Exercise details
Reproduce the data that follows precisely.

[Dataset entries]
━━━━━━

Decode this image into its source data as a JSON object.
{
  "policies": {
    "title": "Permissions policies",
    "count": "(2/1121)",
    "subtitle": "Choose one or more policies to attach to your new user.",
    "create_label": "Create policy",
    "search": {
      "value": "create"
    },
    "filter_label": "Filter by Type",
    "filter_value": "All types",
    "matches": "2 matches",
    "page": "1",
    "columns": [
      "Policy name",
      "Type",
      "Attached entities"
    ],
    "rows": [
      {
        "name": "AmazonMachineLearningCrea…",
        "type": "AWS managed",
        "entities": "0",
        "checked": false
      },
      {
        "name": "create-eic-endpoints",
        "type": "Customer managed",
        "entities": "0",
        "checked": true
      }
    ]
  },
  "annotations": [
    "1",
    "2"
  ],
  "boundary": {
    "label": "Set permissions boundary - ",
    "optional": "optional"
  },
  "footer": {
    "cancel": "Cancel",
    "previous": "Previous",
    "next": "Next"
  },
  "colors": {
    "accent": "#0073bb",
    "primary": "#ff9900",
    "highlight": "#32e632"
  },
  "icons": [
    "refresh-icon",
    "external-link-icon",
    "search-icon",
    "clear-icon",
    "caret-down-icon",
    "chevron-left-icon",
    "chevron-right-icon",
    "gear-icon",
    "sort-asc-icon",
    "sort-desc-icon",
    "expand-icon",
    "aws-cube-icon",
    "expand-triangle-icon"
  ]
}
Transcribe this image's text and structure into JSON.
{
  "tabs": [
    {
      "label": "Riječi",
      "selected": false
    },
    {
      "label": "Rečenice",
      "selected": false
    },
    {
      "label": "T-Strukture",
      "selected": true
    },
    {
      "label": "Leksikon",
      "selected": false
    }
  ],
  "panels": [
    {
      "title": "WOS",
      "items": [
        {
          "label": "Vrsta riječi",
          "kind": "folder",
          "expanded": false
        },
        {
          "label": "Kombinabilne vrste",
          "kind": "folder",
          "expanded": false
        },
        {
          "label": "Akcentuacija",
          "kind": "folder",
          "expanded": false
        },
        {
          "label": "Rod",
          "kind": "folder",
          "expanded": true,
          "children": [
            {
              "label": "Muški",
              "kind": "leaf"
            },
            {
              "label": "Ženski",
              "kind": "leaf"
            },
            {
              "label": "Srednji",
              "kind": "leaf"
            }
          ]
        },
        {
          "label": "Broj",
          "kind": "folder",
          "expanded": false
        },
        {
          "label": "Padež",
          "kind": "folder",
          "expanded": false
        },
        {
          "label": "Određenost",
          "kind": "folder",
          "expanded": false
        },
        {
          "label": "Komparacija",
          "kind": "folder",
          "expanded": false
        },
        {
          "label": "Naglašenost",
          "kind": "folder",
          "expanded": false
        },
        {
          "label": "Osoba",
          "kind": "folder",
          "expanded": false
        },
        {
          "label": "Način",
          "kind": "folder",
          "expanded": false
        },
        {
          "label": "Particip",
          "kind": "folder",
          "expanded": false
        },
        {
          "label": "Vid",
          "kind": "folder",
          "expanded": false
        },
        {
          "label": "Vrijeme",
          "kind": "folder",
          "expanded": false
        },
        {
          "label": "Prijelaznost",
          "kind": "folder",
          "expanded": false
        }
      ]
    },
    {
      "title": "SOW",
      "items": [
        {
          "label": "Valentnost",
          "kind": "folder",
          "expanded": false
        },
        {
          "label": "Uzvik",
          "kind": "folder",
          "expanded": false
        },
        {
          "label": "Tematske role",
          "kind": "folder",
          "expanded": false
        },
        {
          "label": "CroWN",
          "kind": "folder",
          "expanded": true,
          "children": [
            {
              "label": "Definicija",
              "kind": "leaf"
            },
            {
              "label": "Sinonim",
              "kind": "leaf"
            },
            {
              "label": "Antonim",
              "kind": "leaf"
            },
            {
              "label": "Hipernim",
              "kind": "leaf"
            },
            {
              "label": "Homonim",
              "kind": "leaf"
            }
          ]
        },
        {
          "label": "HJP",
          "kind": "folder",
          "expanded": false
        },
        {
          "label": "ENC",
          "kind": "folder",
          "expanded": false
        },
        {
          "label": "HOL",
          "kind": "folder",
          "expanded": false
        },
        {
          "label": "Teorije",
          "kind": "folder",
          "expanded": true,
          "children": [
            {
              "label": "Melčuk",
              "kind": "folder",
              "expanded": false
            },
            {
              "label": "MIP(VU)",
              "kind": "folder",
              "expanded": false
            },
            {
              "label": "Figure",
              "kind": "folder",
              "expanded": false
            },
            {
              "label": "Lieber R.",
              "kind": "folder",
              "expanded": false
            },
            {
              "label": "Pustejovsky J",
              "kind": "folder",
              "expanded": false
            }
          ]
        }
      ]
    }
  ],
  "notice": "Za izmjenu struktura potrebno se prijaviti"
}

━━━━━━

Task answer
Decode this image into its source data as a JSON object.
{
  "policies": {
    "title": "Permissions policies",
    "count": "(2/1121)",
    "subtitle": "Choose one or more policies to attach to your new user.",
    "create_label": "Create policy",
    "search": {
      "value": "create"
    },
    "filter_label": "Filter by Type",
    "filter_value": "All types",
    "matches": "2 matches",
    "page": "1",
    "columns": [
      "Policy name",
      "Type",
      "Attached entities"
    ],
    "rows": [
      {
        "name": "AmazonMachineLearningCrea…",
        "type": "AWS managed",
        "entities": "0",
        "checked": false
      },
      {
        "name": "create-eic-endpoints",
        "type": "Customer managed",
        "entities": "0",
        "checked": true
      }
    ]
  },
  "annotations": [
    "1",
    "2"
  ],
  "boundary": {
    "label": "Set permissions boundary - ",
    "optional": "optional"
  },
  "footer": {
    "cancel": "Cancel",
    "previous": "Previous",
    "next": "Next"
  },
  "colors": {
    "accent": "#0073bb",
    "primary": "#ff9900",
    "highlight": "#32e632"
  },
  "icons": [
    "refresh-icon",
    "external-link-icon",
    "search-icon",
    "clear-icon",
    "caret-down-icon",
    "chevron-left-icon",
    "chevron-right-icon",
    "gear-icon",
    "sort-asc-icon",
    "sort-desc-icon",
    "expand-icon",
    "aws-cube-icon",
    "expand-triangle-icon"
  ]
}
Transcribe this image's text and structure into JSON.
{
  "tabs": [
    {
      "label": "Riječi",
      "selected": false
    },
    {
      "label": "Rečenice",
      "selected": false
    },
    {
      "label": "T-Strukture",
      "selected": true
    },
    {
      "label": "Leksikon",
      "selected": false
    }
  ],
  "panels": [
    {
      "title": "WOS",
      "items": [
        {
          "label": "Vrsta riječi",
          "kind": "folder",
          "expanded": false
        },
        {
          "label": "Kombinabilne vrste",
          "kind": "folder",
          "expanded": false
        },
        {
          "label": "Akcentuacija",
          "kind": "folder",
          "expanded": false
        },
        {
          "label": "Rod",
          "kind": "folder",
          "expanded": true,
          "children": [
            {
              "label": "Muški",
              "kind": "leaf"
            },
            {
              "label": "Ženski",
              "kind": "leaf"
            },
            {
              "label": "Srednji",
              "kind": "leaf"
            }
          ]
        },
        {
          "label": "Broj",
          "kind": "folder",
          "expanded": false
        },
        {
          "label": "Padež",
          "kind": "folder",
          "expanded": false
        },
        {
          "label": "Određenost",
          "kind": "folder",
          "expanded": false
        },
        {
          "label": "Komparacija",
          "kind": "folder",
          "expanded": false
        },
        {
          "label": "Naglašenost",
          "kind": "folder",
          "expanded": false
        },
        {
          "label": "Osoba",
          "kind": "folder",
          "expanded": false
        },
        {
          "label": "Način",
          "kind": "folder",
          "expanded": false
        },
        {
          "label": "Particip",
          "kind": "folder",
          "expanded": false
        },
        {
          "label": "Vid",
          "kind": "folder",
          "expanded": false
        },
        {
          "label": "Vrijeme",
          "kind": "folder",
          "expanded": false
        },
        {
          "label": "Prijelaznost",
          "kind": "folder",
          "expanded": false
        }
      ]
    },
    {
      "title": "SOW",
      "items": [
        {
          "label": "Valentnost",
          "kind": "folder",
          "expanded": false
        },
        {
          "label": "Uzvik",
          "kind": "folder",
          "expanded": false
        },
        {
          "label": "Tematske role",
          "kind": "folder",
          "expanded": false
        },
        {
          "label": "CroWN",
          "kind": "folder",
          "expanded": true,
          "children": [
            {
              "label": "Definicija",
              "kind": "leaf"
            },
            {
              "label": "Sinonim",
              "kind": "leaf"
            },
            {
              "label": "Antonim",
              "kind": "leaf"
            },
            {
              "label": "Hipernim",
              "kind": "leaf"
            },
            {
              "label": "Homonim",
              "kind": "leaf"
            }
          ]
        },
        {
          "label": "HJP",
          "kind": "folder",
          "expanded": false
        },
        {
          "label": "ENC",
          "kind": "folder",
          "expanded": false
        },
        {
          "label": "HOL",
          "kind": "folder",
          "expanded": false
        },
        {
          "label": "Teorije",
          "kind": "folder",
          "expanded": true,
          "children": [
            {
              "label": "Melčuk",
              "kind": "folder",
              "expanded": false
            },
            {
              "label": "MIP(VU)",
              "kind": "folder",
              "expanded": false
            },
            {
              "label": "Figure",
              "kind": "folder",
              "expanded": false
            },
            {
              "label": "Lieber R.",
              "kind": "folder",
              "expanded": false
            },
            {
              "label": "Pustejovsky J",
              "kind": "folder",
              "expanded": false
            }
          ]
        }
      ]
    }
  ],
  "notice": "Za izmjenu struktura potrebno se prijaviti"
}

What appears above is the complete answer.